|1. What is occupier's liability?|
|2. I have been injured on someone else's property. What should I do?|
|3. Should I take any photos?|
|4. What duty of care does a property owner have?|
|5. How will it be determined that I have a case?|
|6. What are the legal elements of Occupier's liability?|
|7. What other damages are recoverable in a premises liability case?|
|8. Should I hire a personal injury lawyer?
1. What is occupier's liability?
Occupier's liability refers to the body of law which holds a landowner and/or possessor of property liable for injuries to others sustained on their property, like a slip-and-fall incident.
2. I have been injured on someone else's property. What should I do?
First, immediately make provision for your safety and health. If you are injured, make sure that you seek medical attention. If you are able, try to obtain the following information and immediately consult a personal injury lawyer:

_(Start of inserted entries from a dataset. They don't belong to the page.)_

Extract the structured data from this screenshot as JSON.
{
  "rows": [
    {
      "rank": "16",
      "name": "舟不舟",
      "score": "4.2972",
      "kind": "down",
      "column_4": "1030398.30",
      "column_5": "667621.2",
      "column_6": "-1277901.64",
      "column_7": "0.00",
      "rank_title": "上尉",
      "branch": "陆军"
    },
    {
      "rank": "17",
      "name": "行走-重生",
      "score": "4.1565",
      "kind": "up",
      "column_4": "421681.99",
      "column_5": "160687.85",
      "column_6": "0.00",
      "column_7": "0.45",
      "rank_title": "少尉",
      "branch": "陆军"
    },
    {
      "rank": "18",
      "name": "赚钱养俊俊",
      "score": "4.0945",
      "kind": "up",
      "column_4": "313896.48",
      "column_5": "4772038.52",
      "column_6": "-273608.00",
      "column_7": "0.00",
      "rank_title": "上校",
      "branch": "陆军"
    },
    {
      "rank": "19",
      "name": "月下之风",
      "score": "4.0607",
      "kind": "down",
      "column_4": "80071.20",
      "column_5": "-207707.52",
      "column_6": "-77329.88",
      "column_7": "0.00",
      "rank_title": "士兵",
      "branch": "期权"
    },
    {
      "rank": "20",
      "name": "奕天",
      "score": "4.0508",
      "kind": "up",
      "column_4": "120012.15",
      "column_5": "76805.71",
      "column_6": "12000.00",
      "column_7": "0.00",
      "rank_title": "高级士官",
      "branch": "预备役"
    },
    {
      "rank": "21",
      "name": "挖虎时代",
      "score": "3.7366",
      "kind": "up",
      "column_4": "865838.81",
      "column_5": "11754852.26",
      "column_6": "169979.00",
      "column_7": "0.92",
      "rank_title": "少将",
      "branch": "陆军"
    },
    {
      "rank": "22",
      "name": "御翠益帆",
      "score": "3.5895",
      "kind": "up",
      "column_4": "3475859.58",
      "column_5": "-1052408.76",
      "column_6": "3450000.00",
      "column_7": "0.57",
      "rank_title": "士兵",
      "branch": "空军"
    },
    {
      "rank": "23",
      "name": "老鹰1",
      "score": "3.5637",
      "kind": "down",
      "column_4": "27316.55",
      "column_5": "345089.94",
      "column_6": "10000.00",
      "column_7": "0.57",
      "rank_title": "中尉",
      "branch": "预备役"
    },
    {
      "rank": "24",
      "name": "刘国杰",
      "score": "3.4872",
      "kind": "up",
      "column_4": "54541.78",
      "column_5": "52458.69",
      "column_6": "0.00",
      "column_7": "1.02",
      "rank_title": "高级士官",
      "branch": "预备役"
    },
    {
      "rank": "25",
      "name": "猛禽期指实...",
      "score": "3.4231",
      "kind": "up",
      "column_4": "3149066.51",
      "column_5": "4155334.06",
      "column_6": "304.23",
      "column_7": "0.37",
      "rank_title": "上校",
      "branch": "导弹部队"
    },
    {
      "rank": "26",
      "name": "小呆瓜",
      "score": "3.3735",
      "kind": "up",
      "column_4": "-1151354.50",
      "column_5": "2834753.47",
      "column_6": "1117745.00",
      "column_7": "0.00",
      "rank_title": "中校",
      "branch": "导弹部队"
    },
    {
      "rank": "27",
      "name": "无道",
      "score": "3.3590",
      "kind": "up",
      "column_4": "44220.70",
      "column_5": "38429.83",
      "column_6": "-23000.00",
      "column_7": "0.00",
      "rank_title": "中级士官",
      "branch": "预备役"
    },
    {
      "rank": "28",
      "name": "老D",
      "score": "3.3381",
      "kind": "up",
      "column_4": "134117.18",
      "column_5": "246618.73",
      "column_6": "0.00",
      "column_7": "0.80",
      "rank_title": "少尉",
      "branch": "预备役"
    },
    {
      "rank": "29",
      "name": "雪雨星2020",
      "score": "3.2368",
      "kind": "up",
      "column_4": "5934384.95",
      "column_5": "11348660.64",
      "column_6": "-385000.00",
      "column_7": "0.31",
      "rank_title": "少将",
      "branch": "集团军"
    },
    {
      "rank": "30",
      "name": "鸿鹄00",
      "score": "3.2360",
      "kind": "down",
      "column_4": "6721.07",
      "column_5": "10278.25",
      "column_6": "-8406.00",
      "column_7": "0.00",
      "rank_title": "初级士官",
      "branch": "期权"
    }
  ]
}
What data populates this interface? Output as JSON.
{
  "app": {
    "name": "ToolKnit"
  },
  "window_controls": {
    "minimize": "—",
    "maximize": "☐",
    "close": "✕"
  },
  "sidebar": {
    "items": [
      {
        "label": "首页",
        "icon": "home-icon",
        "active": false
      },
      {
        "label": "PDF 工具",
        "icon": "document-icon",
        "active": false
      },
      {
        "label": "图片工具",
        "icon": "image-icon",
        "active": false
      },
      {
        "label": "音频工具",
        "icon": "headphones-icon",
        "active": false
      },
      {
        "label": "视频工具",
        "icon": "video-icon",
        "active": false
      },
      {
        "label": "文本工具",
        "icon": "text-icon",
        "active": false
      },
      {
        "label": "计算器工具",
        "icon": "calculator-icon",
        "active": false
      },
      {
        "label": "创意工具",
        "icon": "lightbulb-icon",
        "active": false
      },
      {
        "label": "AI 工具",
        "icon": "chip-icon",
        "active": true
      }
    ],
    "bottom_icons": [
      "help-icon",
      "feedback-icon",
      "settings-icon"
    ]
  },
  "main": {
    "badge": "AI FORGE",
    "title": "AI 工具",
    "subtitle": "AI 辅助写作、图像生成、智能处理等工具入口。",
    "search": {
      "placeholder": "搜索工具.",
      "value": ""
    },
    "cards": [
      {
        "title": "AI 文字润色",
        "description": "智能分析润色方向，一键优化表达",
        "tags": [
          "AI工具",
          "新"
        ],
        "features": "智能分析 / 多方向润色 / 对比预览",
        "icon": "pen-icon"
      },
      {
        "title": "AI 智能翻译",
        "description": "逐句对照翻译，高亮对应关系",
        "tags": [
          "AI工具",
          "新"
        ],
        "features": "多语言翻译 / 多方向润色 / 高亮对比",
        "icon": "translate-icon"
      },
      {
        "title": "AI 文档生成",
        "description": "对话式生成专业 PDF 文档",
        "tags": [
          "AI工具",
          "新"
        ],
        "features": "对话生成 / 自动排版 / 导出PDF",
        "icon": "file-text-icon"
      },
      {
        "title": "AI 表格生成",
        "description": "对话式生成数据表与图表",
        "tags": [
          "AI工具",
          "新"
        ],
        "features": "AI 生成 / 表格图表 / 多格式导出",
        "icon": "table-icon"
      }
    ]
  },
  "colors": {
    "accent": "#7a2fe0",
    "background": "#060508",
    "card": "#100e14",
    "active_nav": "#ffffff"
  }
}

3. Should I take any photos?
Yes. The condition of the premises at the time of the injury will be a pivotal issue in resolving any claim and photos can document that condition. Also, take photos of all physical injuries you have sustained (such as bruises, scrapes, lacerations, etc.).
4. What duty of care does a property owner have?
This will often depend on whether the person on the property was a business invitee, a social guest or a trespasser. A business invitee is on the property by invitation and usually for mutual economic benefit. A social guest is on the premises by invitation and not for any economic benefit. A trespasser is on the premises without permission. Generally, property owner's duty of care is the highest with a business invitee while the lowest duty of care is to a trespasser.
5. How will it be determined that I have a case?
If the following can be proved, you may be able to file a successful lawsuit:
6. What are the legal elements of occupier's liability?
The injured party must prove that the defendant was negligent toward them. It must be shown that the landowner/occupant possessed the premises at the time of the accident and that they had control of the premises, and control of the condition thereof.
7. What other damages are recoverable in a premises liability case?
Generally, a plaintiff will be able to recover all economic damages (income loss and medical and other expenses etc), incurred resulting from the occurrence. Many times noneconomic damages are also awarded (i.e., pain and suffering, loss of enjoyment of life, inconvenience, etc.).
8. Should I hire a personal injury lawyer?
Yes. If you have been injured in a premises accident, including a slip-and-fall accident, it is advisable to immediately consult a personal injury lawyer. The insurance company for the property owner is not your ally regardless of how cooperative or friendly it may seem. That insurance company has lawyers and other resources to try to defeat any claim you assert. In order to be on equal footing, you need to have an injury lawyer on your side. Early consultation with a personal injury lawyer can also help your case in that your lawyer may be able to help investigate and document your case. Sometimes a delay results in witnesses and evidence disappearing or becoming more difficult to obtain. The opposing insurance company will be aggressively investigating your case and you need someone doing the same for you. Please contact our firm to schedule your free initial consultation.